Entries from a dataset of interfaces

- - - - -

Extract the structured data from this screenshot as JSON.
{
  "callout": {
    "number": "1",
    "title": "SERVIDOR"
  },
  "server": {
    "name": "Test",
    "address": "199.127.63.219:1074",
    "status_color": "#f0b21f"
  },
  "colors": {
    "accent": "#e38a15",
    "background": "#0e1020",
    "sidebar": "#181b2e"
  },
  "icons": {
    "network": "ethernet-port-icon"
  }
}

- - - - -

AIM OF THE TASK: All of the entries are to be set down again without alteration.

EXERCISE RESPONSE:
Extract the structured data from this screenshot as JSON.
{
  "callout": {
    "number": "1",
    "title": "SERVIDOR"
  },
  "server": {
    "name": "Test",
    "address": "199.127.63.219:1074",
    "status_color": "#f0b21f"
  },
  "colors": {
    "accent": "#e38a15",
    "background": "#0e1020",
    "sidebar": "#181b2e"
  },
  "icons": {
    "network": "ethernet-port-icon"
  }
}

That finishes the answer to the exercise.